The National Wrestling Hall of Fame in Stillwater, Okla., has announced the recent induction of Gila Valley resident Dr. Charles “Neil” DeWitt into the National Wrestling Hall of Fame. At a banquet held at Arizona State University on Nov. 6, DeWitt and six other inductees were honored for their lifelong service to the sport of wrestling. The National Wrestling Hall of Fame honors inductees from all levels of amateur wrestling including scholastic, collegiate and Olympic competition.
DeWitt was recognized for his outstanding contributions to the sport of wrestling as a competitor, referee, coach, tournament official, author and administrator, with almost 50 years of contributions to amateur wrestling.
As a competitor, DeWitt was a standout athlete in high school in football, wrestling and track, capturing two Arizona State Heavyweight Championships at Holbrook High School. Although DeWitt attended college on a full scholarship for football, he also competed in wrestling and track at the college level. In 1968, after winning the Arizona State Freestyle Championship, he competed in the USA Olympic trials in the 225-pound weight class. A serious back injury in those trials essentially ended his competitive career. While in college, DeWitt began refereeing high school wrestling, which he continued for a total of nine years, being named the Arizona Wrestling Official of the Year in 1982.
DeWitt began his coaching career at Thatcher High School in 1971, coaching football, wrestling and track for a total of 11 years in various Arizona high schools. He started three different high school wrestling programs at Thatcher High School, Show Low High School and at Pima Junior/Senior High School. He captured multiple Arizona State High School Championship and runner-up titles as a coach, in both football and wrestling. In 1979, DeWitt was selected to serve as the head coach of the USA Olympic Development Wrestling Team, directing their completions in Asia that year.
DeWitt was twice selected to coach the North Wrestling Squad in the Arizona All-Star Games, as well as being selected as the Arizona Coach of the Year in 1976 and 1979. He served as the head coach of several USA All-Star wrestling teams against international teams from throughout the world. In 1998, the Arizona All-Star Games Wrestling Meet was dedicated in his honor for his service to Arizona wrestling. That same year, he was also honored by USA Wrestling magazine as Arizona Man of the Year. He served as the Arizona State Wrestling Tournament director for nine years. DeWitt was inducted into the Arizona Wrestling Hall of Fame in 1996.
During DeWitt’s 35-year career in education, he spent 28 years serving as a public school administrator in basically every leadership position, including athletic director, assistant principal, principal, assistant superintendent and district superintendent of schools. Locally, he served as the principal of Pima Junior/Senior High School from 1991 to 1999. He served in numerous state leadership roles as well during his career, most notably as president of the Arizona Interscholastic Association Executive Board that governs the high school activity programs at all high schools in Arizona. Notable in his school leadership career, DeWitt was principal of the only high school in the United States that was named as a National Center for Excellence in Education in consecutive years. Also while principal, his high school was named as one of Arizona’s A-Plus High Schools.

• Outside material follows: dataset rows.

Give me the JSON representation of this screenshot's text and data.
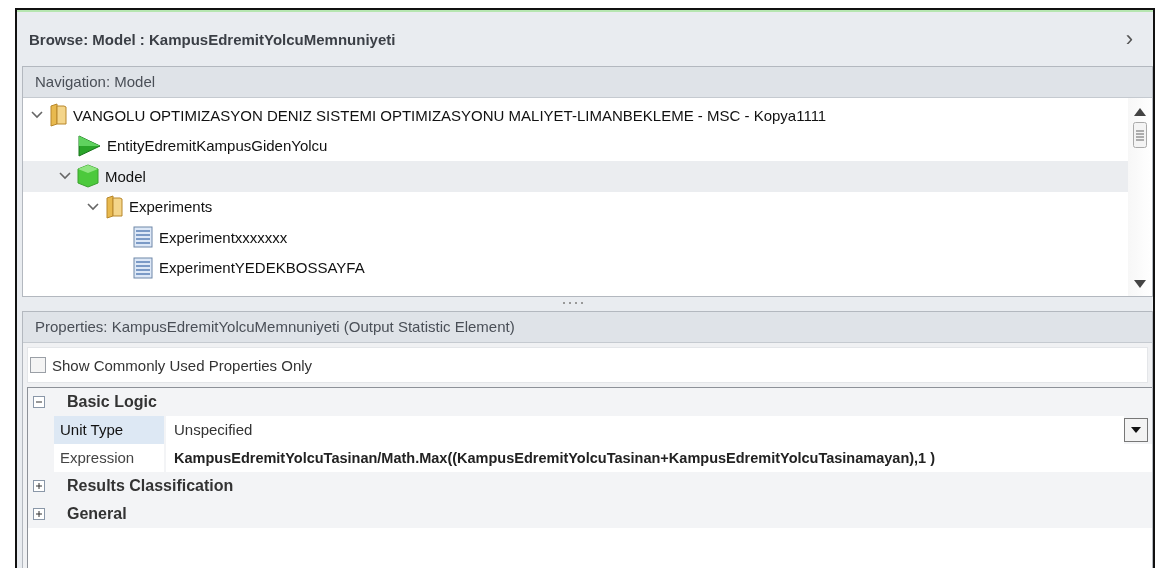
{
  "browse": {
    "title": "Browse: Model : KampusEdremitYolcuMemnuniyeti",
    "nav_glyph": "›"
  },
  "navigation": {
    "header": "Navigation: Model",
    "tree": [
      {
        "label": "VANGOLU OPTIMIZASYON DENIZ SISTEMI OPTIMIZASYONU MALIYET-LIMANBEKLEME - MSC - Kopya1111",
        "kind": "folder",
        "expanded": true,
        "selected": false,
        "children": [
          {
            "label": "EntityEdremitKampusGidenYolcu",
            "kind": "entity",
            "selected": false
          },
          {
            "label": "Model",
            "kind": "model",
            "expanded": true,
            "selected": true,
            "children": [
              {
                "label": "Experiments",
                "kind": "folder",
                "expanded": true,
                "selected": false,
                "children": [
                  {
                    "label": "Experimentxxxxxxx",
                    "kind": "experiment",
                    "selected": false
                  },
                  {
                    "label": "ExperimentYEDEKBOSSAYFA",
                    "kind": "experiment",
                    "selected": false
                  }
                ]
              }
            ]
          }
        ]
      }
    ]
  },
  "properties": {
    "header": "Properties: KampusEdremitYolcuMemnuniyeti (Output Statistic Element)",
    "common_only": {
      "label": "Show Commonly Used Properties Only",
      "checked": false
    },
    "categories": [
      {
        "name": "Basic Logic",
        "expanded": true,
        "rows": [
          {
            "name": "Unit Type",
            "value": "Unspecified",
            "selected": true,
            "modified": false,
            "dropdown": true
          },
          {
            "name": "Expression",
            "value": "KampusEdremitYolcuTasinan/Math.Max((KampusEdremitYolcuTasinan+KampusEdremitYolcuTasinamayan),1 )",
            "selected": false,
            "modified": true,
            "dropdown": false
          }
        ]
      },
      {
        "name": "Results Classification",
        "expanded": false
      },
      {
        "name": "General",
        "expanded": false
      }
    ]
  }
}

DeWitt, who holds a doctorate in educational leadership, is the author of many books and CD collections in the field of education, including ones for teachers, coaches, athletic administrators and school administrators. He has authored school safety manuals, curriculum guides and instructional handbooks for students and teachers. His works also include books featuring collections of tips and guides on parenting skills.
Neil DeWitt and his wife, Barbara, who has taught at Dorothy Stinson Elementary School in the Safford School District for a number of years, live in Lone Star on the old Montierth Homestead, which they call home, where Neil, who is now retired from his work in education, plays with his grandkids, gardens and raises pecans.